Chapter 4 Heading: The Music Licensing Dictionary. A list of Terminology used in the business of music licensing.

Is this Course Right for You?

The course goes out of it’s way in Chapter 3, “Will music licensing suit me?” to bullet point what Cooke sees as the things to contemplate if you are considering working on creating music for licensing or looking to more successfully implement methods to increase the amount income you get from licensing your music.

This selection is one of three preview chapters that are open to anyone interested to learning more about the course.

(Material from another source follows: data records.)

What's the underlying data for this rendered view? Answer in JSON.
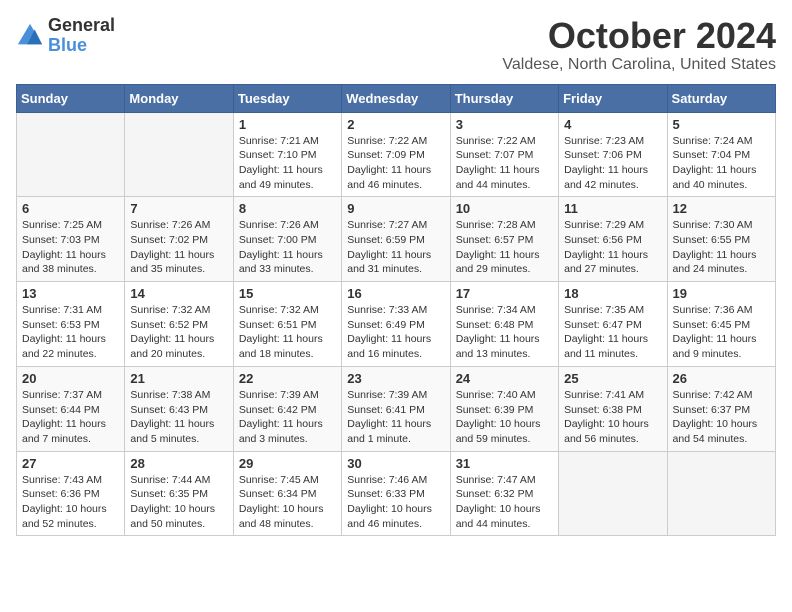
{
  "logo": {
    "general": "General",
    "blue": "Blue"
  },
  "title": "October 2024",
  "location": "Valdese, North Carolina, United States",
  "weekdays": [
    "Sunday",
    "Monday",
    "Tuesday",
    "Wednesday",
    "Thursday",
    "Friday",
    "Saturday"
  ],
  "weeks": [
    [
      {
        "day": "",
        "info": ""
      },
      {
        "day": "",
        "info": ""
      },
      {
        "day": "1",
        "info": "Sunrise: 7:21 AM\nSunset: 7:10 PM\nDaylight: 11 hours and 49 minutes."
      },
      {
        "day": "2",
        "info": "Sunrise: 7:22 AM\nSunset: 7:09 PM\nDaylight: 11 hours and 46 minutes."
      },
      {
        "day": "3",
        "info": "Sunrise: 7:22 AM\nSunset: 7:07 PM\nDaylight: 11 hours and 44 minutes."
      },
      {
        "day": "4",
        "info": "Sunrise: 7:23 AM\nSunset: 7:06 PM\nDaylight: 11 hours and 42 minutes."
      },
      {
        "day": "5",
        "info": "Sunrise: 7:24 AM\nSunset: 7:04 PM\nDaylight: 11 hours and 40 minutes."
      }
    ],
    [
      {
        "day": "6",
        "info": "Sunrise: 7:25 AM\nSunset: 7:03 PM\nDaylight: 11 hours and 38 minutes."
      },
      {
        "day": "7",
        "info": "Sunrise: 7:26 AM\nSunset: 7:02 PM\nDaylight: 11 hours and 35 minutes."
      },
      {
        "day": "8",
        "info": "Sunrise: 7:26 AM\nSunset: 7:00 PM\nDaylight: 11 hours and 33 minutes."
      },
      {
        "day": "9",
        "info": "Sunrise: 7:27 AM\nSunset: 6:59 PM\nDaylight: 11 hours and 31 minutes."
      },
      {
        "day": "10",
        "info": "Sunrise: 7:28 AM\nSunset: 6:57 PM\nDaylight: 11 hours and 29 minutes."
      },
      {
        "day": "11",
        "info": "Sunrise: 7:29 AM\nSunset: 6:56 PM\nDaylight: 11 hours and 27 minutes."
      },
      {
        "day": "12",
        "info": "Sunrise: 7:30 AM\nSunset: 6:55 PM\nDaylight: 11 hours and 24 minutes."
      }
    ],
    [
      {
        "day": "13",
        "info": "Sunrise: 7:31 AM\nSunset: 6:53 PM\nDaylight: 11 hours and 22 minutes."
      },
      {
        "day": "14",
        "info": "Sunrise: 7:32 AM\nSunset: 6:52 PM\nDaylight: 11 hours and 20 minutes."
      },
      {
        "day": "15",
        "info": "Sunrise: 7:32 AM\nSunset: 6:51 PM\nDaylight: 11 hours and 18 minutes."
      },
      {
        "day": "16",
        "info": "Sunrise: 7:33 AM\nSunset: 6:49 PM\nDaylight: 11 hours and 16 minutes."
      },
      {
        "day": "17",
        "info": "Sunrise: 7:34 AM\nSunset: 6:48 PM\nDaylight: 11 hours and 13 minutes."
      },
      {
        "day": "18",
        "info": "Sunrise: 7:35 AM\nSunset: 6:47 PM\nDaylight: 11 hours and 11 minutes."
      },
      {
        "day": "19",
        "info": "Sunrise: 7:36 AM\nSunset: 6:45 PM\nDaylight: 11 hours and 9 minutes."
      }
    ],
    [
      {
        "day": "20",
        "info": "Sunrise: 7:37 AM\nSunset: 6:44 PM\nDaylight: 11 hours and 7 minutes."
      },
      {
        "day": "21",
        "info": "Sunrise: 7:38 AM\nSunset: 6:43 PM\nDaylight: 11 hours and 5 minutes."
      },
      {
        "day": "22",
        "info": "Sunrise: 7:39 AM\nSunset: 6:42 PM\nDaylight: 11 hours and 3 minutes."
      },
      {
        "day": "23",
        "info": "Sunrise: 7:39 AM\nSunset: 6:41 PM\nDaylight: 11 hours and 1 minute."
      },
      {
        "day": "24",
        "info": "Sunrise: 7:40 AM\nSunset: 6:39 PM\nDaylight: 10 hours and 59 minutes."
      },
      {
        "day": "25",
        "info": "Sunrise: 7:41 AM\nSunset: 6:38 PM\nDaylight: 10 hours and 56 minutes."
      },
      {
        "day": "26",
        "info": "Sunrise: 7:42 AM\nSunset: 6:37 PM\nDaylight: 10 hours and 54 minutes."
      }
    ],
    [
      {
        "day": "27",
        "info": "Sunrise: 7:43 AM\nSunset: 6:36 PM\nDaylight: 10 hours and 52 minutes."
      },
      {
        "day": "28",
        "info": "Sunrise: 7:44 AM\nSunset: 6:35 PM\nDaylight: 10 hours and 50 minutes."
      },
      {
        "day": "29",
        "info": "Sunrise: 7:45 AM\nSunset: 6:34 PM\nDaylight: 10 hours and 48 minutes."
      },
      {
        "day": "30",
        "info": "Sunrise: 7:46 AM\nSunset: 6:33 PM\nDaylight: 10 hours and 46 minutes."
      },
      {
        "day": "31",
        "info": "Sunrise: 7:47 AM\nSunset: 6:32 PM\nDaylight: 10 hours and 44 minutes."
      },
      {
        "day": "",
        "info": ""
      },
      {
        "day": "",
        "info": ""
      }
    ]
  ]
}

Looking over this summary I found that in years past I fell into that second, “isn’t for you“ category. For the last dozen or so years I had no long-term plan for growing a licensing income stream. I also tended to write music that could have commercial potential but was not always what you might consider “commercial” sounding.

Chapter 3: Will music licensing suite me?

So, not only did this course illuminate how lucky I have been in the licensing game, but also how I needed to actually formulate and execute a plan if I wanted to see any kind of growth or long term commercial success with licensing. Through the course I gained some great insights to help me plan these long term goals.

 

What else is Included?

Some other things the course offers are an overview of the industry, examples of how much money can you make, advice on how many tracks you need to get started, and some insight as to contacting and connecting with music libraries and publishers.

The course also contains an enormous list of leads of music libraries

The course also contains an enormous list of leads of music libraries that are currently seeking music for placements. This is a huge resource and probably worth the asking price of the course alone saving you days of online research. After the course I found myself pouring through this list myself to pick out some of the libraries to see if my music would be a good fit as I expand my licensing goals.

Another thing the course offers is details about how to format your files for submissions and how to make sure you get your royalties for performances if you are not set up with a PRO (Performing Rights Organization).

Finally, the course goes into great depth talking about how you can increase your income once you get into the music licensing game, how to track your success, and how to formulate a plan to make more music that might have similar successful impact.

Final Thoughts

Now personally, this is just what I have been looking for. I’ve had a lot of music licensed to TV, commercials, and some trailers but my main publisher was recently bought out by the world’s largest publisher. In that deal, I feel like my contributions to that library have been lost in the abyss that is their massive catalog. Again to reiterate, this course has helped me to formulate a plan and course correction on the endless sea of licensing possibilities.

From the time I started the course, until the time I finally turned my experience into words for this review (which took almost 4 months!) I am happy to report that I have seen a significant bump in the music licensing side of my business with music used for TV promos and commercials. Furthermore, I plan on implementing some of the more advanced advice Cooke offers including bringing on a virtual assistant just to manage the licensing submission and cataloging of new tracks as well as the 13+ hours of original music I have in my catalog that is just sitting on my hard drive.

I strongly suggested this course. I have been using what I learned from it myself, and putting the knowledge it contains into practice as I get more and more of my own music tracks licensed in 2017 and beyond.

This was the second Evenant course I am reviewing. The first review (which I am still working on) is for the Aspiring Trailer Composer Course. I have been documenting my experience with that course in a video journal which you can see here.

As with all of SLR reviews, before making your purchase, please check out the open chapters and read more about the course to make sure that this is the right for you.

 

 

Facts

The Course is hosted in the “Teachable” online course format at the Evenant Courses store.
The course is divided into 10 main chapters with 50 sub-chapters.

The Business of Music Licensing is available as an online course for $37 from Evenant